My daughter recently entered the sixth grade, which in our district marks the the first year of intermediate school (a.k.a, junior high). The transition was brusque.
She graduated from a tender, loving elementary school where duckling students imprinted on gracious teachers they all hoped to someday emulate.
Although there were occasional grumps and malcontents on the faculty, the overall experience was sunshine and unicorns and a sense of protection.
From this safe harbor she found herself adrift in the turbulent seas of a large and intimidating campus where older kids vape, teachers use occasional expletives, and bathroom privileges are lorded over teen girls by capricious teachers at precisely the moment they are most anxious about commencing menstruation.
Acquainting herself with the whims of such junior high school teachers is both a grave injustice and excellent preparation for the future.
We've all faced petty tyrants in the course of our lives, and in all probability will continue to interact with them on some level in the future.
Consider the low level bureaucrat at the large, faceless institution of your choice. An indistinct soviet-style cinder block building brims with employees whose powers are uniquely designed to forestall the progress of those they ostensibly serve and impede access to their superiors. The lack of service is delivered with scorn or apathy depending on the day.
According to my Cuban father, certain experiences at the DMV or post office are the closest a U.S. citizen can come to appreciating life under communism.
My daughter is skilled in the art of hyperbole, so when she first reported a teacher with an exaggerated sense of self-importance and a desire to crush and then rebuild her students in her own image, we were skeptical.
Then came back to school night. The volume of material this teacher hurled at the parents paired with the rapid pressured speech with which she spoke (rendering linear thought impossible) set a tone that implied "Sink-or-swim, your kid's future is your problem, not mine." We left demoralized and sympathetic to our daughter's plight.
I'm an ER doc. A short list of things that stress me out:
- A toddler presenting the day after a major cleft palate repair in need of emergent intubation.
- A hypotensive patient with a ruptured thoracic aortic dissection awaiting a surgeon.
- A 12 year old boy, hypotensive and pale as a sheet from a massive lower GI bleed, as I ordered a transfusion and arranged for a pediatric ICU transfer. (Endoscopy showed a Meckel's diverticulum - sometimes the disease doesn't read the textbook!)
- A friend's husband brought to the ED in ventricular tachycardia.
Junior high teacher would not make my list, yet the toll this person took on my daughter's normally blithe spirit and love of learning became a source of stress to me. My daughter asked us to consider home schooling to spare her the stress of the classroom.
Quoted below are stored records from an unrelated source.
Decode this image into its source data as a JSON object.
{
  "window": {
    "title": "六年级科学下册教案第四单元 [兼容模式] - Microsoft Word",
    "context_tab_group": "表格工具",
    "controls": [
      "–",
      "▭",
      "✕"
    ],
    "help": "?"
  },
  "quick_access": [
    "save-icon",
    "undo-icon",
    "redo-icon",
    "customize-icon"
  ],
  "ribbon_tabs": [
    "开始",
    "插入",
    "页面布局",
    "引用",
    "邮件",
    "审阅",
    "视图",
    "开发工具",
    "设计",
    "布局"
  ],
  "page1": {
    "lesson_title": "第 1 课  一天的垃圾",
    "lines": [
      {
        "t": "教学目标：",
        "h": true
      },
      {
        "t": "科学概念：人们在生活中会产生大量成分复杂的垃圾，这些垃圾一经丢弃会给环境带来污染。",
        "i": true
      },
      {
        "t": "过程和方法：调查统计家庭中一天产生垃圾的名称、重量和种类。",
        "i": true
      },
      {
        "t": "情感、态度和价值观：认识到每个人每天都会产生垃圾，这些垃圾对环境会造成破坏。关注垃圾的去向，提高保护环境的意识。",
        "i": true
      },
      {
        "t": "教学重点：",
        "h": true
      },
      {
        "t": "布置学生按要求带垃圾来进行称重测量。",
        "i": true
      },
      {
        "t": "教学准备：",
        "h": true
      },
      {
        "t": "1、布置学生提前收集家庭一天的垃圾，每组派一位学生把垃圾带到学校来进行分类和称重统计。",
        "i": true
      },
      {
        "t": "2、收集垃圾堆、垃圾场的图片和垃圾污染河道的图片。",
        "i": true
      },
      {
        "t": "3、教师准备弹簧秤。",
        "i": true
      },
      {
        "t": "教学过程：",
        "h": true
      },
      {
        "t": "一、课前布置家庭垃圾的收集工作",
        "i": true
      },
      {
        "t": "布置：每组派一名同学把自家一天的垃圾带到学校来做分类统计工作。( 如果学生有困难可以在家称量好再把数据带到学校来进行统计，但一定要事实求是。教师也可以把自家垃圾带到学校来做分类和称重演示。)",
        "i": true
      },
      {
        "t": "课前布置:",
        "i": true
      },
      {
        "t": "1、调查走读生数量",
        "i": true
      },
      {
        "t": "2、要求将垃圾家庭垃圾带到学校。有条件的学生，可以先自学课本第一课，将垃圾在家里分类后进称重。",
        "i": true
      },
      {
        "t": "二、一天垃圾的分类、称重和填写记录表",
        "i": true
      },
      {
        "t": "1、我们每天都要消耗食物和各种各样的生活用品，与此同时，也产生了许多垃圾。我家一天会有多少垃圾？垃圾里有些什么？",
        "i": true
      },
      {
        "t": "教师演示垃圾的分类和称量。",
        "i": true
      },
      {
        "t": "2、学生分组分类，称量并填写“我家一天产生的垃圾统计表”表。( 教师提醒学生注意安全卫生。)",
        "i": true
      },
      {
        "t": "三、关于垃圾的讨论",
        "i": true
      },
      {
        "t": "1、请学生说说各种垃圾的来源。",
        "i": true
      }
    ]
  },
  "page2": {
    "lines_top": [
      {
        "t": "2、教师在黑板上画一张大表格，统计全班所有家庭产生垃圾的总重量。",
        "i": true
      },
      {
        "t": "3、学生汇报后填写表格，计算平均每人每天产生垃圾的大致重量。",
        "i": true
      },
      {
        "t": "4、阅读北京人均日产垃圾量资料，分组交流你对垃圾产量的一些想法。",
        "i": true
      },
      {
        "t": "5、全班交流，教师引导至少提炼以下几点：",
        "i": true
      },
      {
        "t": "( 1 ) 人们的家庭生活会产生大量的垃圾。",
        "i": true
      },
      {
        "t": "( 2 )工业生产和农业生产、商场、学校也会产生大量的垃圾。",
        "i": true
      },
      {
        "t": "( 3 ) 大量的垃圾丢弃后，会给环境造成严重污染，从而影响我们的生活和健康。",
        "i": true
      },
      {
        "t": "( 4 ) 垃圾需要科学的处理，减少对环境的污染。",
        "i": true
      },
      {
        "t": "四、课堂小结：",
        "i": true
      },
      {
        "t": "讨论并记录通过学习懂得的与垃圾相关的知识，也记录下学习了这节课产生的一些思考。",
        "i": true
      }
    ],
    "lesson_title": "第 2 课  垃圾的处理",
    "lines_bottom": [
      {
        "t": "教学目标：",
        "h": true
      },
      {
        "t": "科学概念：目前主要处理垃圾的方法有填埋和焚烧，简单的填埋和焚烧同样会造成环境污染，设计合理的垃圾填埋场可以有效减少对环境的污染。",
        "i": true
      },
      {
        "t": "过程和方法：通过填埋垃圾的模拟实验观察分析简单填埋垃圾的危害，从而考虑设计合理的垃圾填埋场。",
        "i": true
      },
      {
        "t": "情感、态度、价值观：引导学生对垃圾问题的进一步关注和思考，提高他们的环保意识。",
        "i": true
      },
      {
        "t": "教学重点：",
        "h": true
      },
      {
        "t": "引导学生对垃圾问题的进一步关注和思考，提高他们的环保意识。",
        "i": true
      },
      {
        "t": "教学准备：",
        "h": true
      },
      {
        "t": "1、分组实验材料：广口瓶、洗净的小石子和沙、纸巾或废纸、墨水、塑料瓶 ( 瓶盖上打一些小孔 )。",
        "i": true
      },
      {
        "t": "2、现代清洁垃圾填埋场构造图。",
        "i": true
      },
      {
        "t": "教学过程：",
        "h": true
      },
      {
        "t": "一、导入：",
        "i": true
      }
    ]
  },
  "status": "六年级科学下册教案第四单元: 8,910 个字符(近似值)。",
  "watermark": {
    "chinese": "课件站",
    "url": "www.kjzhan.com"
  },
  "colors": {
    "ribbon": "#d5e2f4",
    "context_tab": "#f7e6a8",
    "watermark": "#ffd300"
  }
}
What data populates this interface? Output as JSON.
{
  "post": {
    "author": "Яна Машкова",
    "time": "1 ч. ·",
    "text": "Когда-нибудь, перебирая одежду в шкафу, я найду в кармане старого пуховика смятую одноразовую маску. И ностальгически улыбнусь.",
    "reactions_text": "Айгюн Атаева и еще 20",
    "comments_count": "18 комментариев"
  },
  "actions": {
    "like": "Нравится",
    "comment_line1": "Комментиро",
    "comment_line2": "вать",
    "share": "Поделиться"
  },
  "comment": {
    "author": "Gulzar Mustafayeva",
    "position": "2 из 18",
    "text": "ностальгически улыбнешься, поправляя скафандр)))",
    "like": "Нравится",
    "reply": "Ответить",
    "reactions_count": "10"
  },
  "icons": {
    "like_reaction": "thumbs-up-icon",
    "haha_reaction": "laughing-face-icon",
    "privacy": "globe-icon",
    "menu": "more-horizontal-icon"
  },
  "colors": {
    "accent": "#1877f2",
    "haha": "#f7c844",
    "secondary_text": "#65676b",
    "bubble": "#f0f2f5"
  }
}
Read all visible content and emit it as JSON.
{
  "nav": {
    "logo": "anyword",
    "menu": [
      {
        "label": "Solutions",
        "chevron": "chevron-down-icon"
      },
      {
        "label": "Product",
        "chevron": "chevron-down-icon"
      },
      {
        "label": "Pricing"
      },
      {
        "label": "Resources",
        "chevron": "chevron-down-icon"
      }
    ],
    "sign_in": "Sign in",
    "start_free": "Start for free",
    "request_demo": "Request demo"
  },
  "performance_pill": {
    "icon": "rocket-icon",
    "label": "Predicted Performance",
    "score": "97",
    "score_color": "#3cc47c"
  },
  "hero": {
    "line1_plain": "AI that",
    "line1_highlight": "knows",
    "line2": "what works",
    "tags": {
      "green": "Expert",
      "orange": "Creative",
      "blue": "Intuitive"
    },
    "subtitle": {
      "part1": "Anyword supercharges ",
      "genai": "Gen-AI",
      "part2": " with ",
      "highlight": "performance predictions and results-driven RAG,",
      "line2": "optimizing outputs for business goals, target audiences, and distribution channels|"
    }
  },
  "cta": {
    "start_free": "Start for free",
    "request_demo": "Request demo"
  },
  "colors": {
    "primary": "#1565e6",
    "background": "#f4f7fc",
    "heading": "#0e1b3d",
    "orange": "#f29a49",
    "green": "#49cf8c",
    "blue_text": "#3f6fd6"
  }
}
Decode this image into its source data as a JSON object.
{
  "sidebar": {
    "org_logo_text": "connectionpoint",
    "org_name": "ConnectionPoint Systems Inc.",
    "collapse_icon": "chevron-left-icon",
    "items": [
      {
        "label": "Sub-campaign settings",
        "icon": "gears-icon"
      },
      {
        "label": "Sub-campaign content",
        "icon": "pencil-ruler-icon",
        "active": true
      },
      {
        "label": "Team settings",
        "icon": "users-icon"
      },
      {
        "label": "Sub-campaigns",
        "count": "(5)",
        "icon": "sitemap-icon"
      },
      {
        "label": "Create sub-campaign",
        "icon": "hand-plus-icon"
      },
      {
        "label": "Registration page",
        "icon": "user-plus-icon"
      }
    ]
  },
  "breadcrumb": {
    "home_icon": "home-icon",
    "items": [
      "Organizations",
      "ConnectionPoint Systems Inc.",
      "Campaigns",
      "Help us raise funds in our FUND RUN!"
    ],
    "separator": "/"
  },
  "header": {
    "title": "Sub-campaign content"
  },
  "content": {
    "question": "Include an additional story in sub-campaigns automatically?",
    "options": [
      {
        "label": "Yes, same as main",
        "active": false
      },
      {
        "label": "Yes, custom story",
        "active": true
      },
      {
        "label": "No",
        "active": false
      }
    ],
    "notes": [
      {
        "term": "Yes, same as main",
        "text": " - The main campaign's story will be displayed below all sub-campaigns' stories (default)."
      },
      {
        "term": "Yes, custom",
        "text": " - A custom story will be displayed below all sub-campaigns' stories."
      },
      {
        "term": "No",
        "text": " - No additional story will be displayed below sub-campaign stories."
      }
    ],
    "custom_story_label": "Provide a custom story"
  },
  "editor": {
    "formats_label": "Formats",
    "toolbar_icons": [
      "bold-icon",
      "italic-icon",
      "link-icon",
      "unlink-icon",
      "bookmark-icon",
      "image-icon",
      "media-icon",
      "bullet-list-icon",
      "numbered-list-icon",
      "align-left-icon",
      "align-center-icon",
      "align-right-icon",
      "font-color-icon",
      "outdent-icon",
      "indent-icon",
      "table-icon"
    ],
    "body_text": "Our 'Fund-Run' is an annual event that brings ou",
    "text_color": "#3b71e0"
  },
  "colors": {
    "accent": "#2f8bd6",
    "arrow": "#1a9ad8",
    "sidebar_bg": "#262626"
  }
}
We considered it briefly, but decided to instead help her structure her time and help her study the material as she built up the skill set to handle her nemesis. We made suggestions, and let her suffer the consequences when she failed to take them and faced the aftermath.
It was touch and go at first, but she rose to the occasion. She put in hours until she was up to speed on her assignments (the workload from this single class exceeded the combined homework burden from all of her other classes ). She went to after school hours, where she witnessed a gentler side to the abrasive classroom personality.
Most importantly, the drive to succeed came from within her. For a kids who had been able to cruise on her academic reputation in her final year of elementary school, humility was a hard lesson to accept. We framed her initial difficulty in terms of growth mindset - it was a question of persistence and practice, not innate ability.
Our family narrative is that there will always be smarter people in any classroom who are quicker to grasp ideas and intuit logic; our unfair advantage is our work ethic.
This past quarter was the hardest fought academic battle my daughter has fought to date. I'm proud to say she learned that she, too, possessed this family superpower.
It toughened her up and taught her grit.
It unleashed an internal drive that blew us all away.
I'm not fond of petty tyrants, and dealing with them is an unpleasant fact of life.
But I'm grateful that my kid could take a lousy experience and transform it into an opportunity for growth.